§ Source material:
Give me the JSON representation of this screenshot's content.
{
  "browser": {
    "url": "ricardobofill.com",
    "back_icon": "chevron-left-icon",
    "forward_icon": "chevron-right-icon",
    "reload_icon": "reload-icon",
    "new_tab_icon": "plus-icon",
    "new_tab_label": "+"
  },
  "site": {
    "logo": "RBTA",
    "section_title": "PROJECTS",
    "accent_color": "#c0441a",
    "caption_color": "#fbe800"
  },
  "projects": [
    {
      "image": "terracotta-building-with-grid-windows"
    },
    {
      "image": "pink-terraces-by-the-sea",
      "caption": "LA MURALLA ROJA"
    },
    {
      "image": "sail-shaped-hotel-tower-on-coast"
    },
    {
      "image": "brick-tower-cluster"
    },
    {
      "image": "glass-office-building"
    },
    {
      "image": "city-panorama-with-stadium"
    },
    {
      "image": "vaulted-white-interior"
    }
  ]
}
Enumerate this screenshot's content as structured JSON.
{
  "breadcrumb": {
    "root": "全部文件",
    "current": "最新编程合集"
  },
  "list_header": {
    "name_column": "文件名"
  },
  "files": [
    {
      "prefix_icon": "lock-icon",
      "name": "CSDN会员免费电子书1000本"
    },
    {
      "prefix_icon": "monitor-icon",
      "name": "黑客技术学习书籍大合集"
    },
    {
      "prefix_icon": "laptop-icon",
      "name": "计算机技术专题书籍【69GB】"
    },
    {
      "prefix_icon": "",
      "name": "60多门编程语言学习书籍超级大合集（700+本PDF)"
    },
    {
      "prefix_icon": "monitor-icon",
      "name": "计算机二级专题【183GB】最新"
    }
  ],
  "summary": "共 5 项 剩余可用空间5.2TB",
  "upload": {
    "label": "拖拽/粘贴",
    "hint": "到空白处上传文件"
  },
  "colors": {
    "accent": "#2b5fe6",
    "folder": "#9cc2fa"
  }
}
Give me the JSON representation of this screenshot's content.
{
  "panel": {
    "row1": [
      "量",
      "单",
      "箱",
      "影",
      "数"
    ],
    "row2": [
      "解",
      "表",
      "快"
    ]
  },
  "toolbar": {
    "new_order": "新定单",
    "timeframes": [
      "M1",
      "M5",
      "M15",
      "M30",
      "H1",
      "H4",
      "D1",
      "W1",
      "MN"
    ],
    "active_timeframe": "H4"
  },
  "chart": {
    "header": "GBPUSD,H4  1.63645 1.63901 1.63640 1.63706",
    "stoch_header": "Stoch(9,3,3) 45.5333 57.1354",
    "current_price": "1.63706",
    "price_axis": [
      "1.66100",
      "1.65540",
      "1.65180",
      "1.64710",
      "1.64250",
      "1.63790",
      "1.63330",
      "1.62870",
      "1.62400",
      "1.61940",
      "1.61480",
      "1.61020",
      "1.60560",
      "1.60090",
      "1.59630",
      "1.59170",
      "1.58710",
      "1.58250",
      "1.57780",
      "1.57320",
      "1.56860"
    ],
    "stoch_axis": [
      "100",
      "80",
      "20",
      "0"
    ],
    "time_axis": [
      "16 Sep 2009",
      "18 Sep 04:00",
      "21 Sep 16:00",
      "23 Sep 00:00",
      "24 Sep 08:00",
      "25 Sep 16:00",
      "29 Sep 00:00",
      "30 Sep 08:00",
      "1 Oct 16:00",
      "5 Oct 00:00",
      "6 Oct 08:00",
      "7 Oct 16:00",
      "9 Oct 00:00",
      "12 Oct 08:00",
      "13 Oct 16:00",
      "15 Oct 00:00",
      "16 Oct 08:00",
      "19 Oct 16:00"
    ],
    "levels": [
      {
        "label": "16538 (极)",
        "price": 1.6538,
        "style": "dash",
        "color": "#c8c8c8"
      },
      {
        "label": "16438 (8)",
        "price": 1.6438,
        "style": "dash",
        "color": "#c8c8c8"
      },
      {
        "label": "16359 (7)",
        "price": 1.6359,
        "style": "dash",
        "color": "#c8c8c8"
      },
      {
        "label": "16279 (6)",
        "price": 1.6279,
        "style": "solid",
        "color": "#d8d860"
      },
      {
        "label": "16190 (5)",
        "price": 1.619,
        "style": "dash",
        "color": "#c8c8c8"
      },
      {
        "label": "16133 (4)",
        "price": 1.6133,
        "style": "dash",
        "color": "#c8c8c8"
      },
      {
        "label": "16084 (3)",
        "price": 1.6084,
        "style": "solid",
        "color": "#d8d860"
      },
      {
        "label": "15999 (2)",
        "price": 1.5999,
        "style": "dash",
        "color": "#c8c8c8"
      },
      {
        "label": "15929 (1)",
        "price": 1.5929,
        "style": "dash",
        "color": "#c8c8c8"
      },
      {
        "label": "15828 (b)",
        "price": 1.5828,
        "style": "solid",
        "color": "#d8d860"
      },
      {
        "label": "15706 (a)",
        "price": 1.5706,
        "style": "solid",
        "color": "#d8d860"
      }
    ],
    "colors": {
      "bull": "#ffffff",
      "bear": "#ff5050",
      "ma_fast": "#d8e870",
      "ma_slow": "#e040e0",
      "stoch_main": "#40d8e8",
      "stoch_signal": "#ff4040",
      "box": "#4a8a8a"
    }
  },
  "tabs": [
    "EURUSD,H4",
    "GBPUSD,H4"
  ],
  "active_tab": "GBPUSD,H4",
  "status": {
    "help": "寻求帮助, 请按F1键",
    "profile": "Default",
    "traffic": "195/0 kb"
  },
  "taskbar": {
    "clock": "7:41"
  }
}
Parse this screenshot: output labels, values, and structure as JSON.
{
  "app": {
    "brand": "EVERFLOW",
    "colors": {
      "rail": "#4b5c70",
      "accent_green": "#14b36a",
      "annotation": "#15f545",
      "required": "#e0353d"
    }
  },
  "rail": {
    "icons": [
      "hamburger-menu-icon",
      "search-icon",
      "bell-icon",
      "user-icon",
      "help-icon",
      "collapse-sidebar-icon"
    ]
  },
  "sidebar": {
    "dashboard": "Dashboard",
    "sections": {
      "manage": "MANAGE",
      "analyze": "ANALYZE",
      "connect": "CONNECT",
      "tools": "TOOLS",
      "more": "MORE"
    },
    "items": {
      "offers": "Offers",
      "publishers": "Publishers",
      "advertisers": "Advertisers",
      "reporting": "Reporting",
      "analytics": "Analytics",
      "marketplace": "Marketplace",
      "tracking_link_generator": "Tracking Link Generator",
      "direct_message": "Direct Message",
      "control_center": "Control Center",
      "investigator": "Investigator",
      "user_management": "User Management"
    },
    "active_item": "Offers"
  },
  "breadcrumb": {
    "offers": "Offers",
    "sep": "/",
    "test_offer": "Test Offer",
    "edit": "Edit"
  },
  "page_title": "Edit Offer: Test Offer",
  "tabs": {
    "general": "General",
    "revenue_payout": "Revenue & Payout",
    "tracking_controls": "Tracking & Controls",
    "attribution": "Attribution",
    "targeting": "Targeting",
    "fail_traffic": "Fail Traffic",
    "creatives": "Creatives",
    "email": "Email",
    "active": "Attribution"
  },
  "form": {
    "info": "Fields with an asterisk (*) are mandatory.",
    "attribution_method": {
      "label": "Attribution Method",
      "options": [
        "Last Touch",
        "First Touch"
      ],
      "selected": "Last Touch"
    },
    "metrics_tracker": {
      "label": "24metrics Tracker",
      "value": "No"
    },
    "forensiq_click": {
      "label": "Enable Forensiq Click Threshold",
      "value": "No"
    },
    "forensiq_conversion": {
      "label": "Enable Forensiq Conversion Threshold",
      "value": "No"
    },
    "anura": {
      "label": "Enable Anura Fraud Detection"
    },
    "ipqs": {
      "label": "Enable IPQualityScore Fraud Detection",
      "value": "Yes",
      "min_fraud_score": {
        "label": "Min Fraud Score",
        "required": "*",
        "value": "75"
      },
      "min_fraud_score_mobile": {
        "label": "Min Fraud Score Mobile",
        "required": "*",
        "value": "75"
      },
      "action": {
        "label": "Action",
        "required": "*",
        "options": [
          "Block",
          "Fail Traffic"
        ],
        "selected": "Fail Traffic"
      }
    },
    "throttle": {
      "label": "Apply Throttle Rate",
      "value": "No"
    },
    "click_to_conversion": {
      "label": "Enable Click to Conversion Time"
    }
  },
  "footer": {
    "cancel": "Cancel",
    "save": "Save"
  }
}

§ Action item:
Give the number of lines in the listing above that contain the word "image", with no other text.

§ Reply to the exercise:
7